Ministers will splash out potentially hundreds of thousands of pounds of public funds on an advertising campaign to urge the public to buy shares in the Royal Mail.
The Department for Business revealed that it has awarded a contract to ad agency Engine Group to promote its part-privatisation of the Royal Mail, which is being prepared to float on the stock market for an estimated £3 billion valuation.
However, officials refused to reveal how much the advertising contract was worth, pleading commercial confidentiality, but it is estimated to be worth hundreds of thousands of pounds.
“It’s not going to be a Tell Sid style campaign. It will be just an awareness-raising campaign that’ll let members of the public know about the opportunity," a spokesperson told the Huffington Post UK, referring to the 'Tell Sid' campaign in the 1980s which promoted the privatisation of British Gas.
Officials denied there was any special privilege being given to the Royal Mail campaign given the government's crackdown on advertising in the past, as represented by its closure of the government's ad agency, the Central Office of Information, in 2012.
"It doesn’t mean the Royal Mail campaign is more important than anything else we’re doing, which is to let members of the public know how they can get involved."

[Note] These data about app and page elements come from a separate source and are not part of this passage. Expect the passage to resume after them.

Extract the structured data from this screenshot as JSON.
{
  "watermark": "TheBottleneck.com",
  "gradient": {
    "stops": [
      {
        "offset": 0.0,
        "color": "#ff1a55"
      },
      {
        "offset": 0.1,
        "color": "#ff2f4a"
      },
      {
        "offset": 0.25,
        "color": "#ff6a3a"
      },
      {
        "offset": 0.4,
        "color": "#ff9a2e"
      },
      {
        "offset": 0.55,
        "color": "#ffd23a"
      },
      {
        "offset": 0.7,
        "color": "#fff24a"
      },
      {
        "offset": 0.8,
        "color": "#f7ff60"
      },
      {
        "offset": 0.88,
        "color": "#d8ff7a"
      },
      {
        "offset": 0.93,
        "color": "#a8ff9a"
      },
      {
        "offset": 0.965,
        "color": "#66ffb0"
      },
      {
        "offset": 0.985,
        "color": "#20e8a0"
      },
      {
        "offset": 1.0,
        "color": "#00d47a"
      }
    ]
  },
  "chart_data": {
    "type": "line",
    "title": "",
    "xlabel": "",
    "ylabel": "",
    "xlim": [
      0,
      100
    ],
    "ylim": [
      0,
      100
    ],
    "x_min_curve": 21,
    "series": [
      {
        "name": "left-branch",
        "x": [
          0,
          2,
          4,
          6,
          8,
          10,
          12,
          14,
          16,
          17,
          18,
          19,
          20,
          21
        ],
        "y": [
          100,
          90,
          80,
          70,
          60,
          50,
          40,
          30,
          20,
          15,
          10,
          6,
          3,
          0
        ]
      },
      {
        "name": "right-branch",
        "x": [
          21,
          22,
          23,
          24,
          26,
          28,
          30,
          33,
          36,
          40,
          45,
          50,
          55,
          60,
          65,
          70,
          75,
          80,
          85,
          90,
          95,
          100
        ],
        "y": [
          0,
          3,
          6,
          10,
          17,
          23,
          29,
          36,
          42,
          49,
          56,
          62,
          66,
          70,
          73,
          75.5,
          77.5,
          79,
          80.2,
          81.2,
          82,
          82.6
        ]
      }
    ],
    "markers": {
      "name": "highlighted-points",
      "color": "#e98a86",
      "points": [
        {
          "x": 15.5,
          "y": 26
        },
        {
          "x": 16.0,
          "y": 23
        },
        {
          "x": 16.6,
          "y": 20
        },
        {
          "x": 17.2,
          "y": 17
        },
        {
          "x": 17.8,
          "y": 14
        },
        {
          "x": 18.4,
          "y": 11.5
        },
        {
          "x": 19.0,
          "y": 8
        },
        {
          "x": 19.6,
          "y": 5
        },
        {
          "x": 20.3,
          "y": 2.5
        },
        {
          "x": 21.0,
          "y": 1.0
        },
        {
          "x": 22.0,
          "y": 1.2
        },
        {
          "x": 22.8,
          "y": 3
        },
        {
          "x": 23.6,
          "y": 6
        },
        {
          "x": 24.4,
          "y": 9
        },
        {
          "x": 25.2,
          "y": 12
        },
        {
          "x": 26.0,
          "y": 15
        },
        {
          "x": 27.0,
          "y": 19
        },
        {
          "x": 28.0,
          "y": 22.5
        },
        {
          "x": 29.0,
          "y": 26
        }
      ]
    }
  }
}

The campaign has drawn criticism from the Communications Workers Union.
Billy Hayes, CWU general secretary, said: “The Government is splashing taxpayers’ money on a deeply unpopular privatisation programme.
"More than two-thirds of the public are against privatisation – a clear majority in any system.”

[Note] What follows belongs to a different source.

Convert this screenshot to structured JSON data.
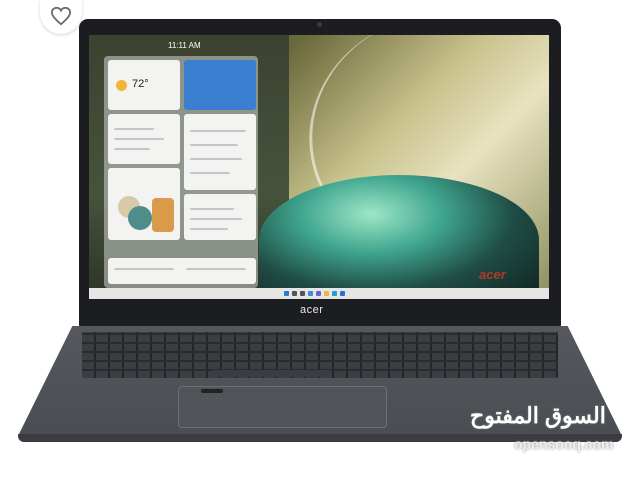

A YouGov poll conducted last month showed 67% of the public were opposed to privatising the Royal Mail, with only 20% in support.

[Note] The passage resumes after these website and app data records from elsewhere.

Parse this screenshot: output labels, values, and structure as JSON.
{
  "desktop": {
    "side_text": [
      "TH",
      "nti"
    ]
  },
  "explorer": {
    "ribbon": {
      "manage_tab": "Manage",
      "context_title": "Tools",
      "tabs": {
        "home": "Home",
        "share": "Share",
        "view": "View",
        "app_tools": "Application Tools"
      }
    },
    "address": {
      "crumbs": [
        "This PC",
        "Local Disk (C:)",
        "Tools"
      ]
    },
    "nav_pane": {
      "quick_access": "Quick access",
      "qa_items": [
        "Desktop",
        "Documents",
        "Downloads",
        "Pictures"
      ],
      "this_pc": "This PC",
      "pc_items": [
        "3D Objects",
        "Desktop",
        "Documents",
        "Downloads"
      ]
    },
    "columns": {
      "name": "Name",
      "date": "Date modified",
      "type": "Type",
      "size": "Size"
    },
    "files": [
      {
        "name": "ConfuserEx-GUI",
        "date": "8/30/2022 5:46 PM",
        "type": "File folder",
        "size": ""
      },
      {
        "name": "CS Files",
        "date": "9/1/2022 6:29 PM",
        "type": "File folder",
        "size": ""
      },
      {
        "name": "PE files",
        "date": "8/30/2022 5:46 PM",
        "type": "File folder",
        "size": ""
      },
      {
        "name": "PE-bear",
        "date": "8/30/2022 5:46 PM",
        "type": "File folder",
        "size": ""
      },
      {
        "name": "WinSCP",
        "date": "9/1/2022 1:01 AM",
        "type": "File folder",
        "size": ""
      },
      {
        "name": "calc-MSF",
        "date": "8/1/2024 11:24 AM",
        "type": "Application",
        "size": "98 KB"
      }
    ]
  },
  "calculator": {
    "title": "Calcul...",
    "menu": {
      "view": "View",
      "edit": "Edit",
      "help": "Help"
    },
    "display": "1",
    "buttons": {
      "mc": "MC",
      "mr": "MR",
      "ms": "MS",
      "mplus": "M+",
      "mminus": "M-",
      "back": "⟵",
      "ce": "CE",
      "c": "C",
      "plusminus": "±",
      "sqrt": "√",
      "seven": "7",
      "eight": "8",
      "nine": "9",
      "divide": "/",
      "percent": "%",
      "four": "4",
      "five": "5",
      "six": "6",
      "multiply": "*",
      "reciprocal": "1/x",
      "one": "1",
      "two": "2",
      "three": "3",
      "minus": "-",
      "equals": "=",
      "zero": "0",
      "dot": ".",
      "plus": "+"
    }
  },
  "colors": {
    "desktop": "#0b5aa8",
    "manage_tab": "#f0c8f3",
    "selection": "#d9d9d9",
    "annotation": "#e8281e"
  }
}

Julian Hough, a founding partner of Engine, said: “We’re delighted to have been appointed to this highly prestigious piece of business.”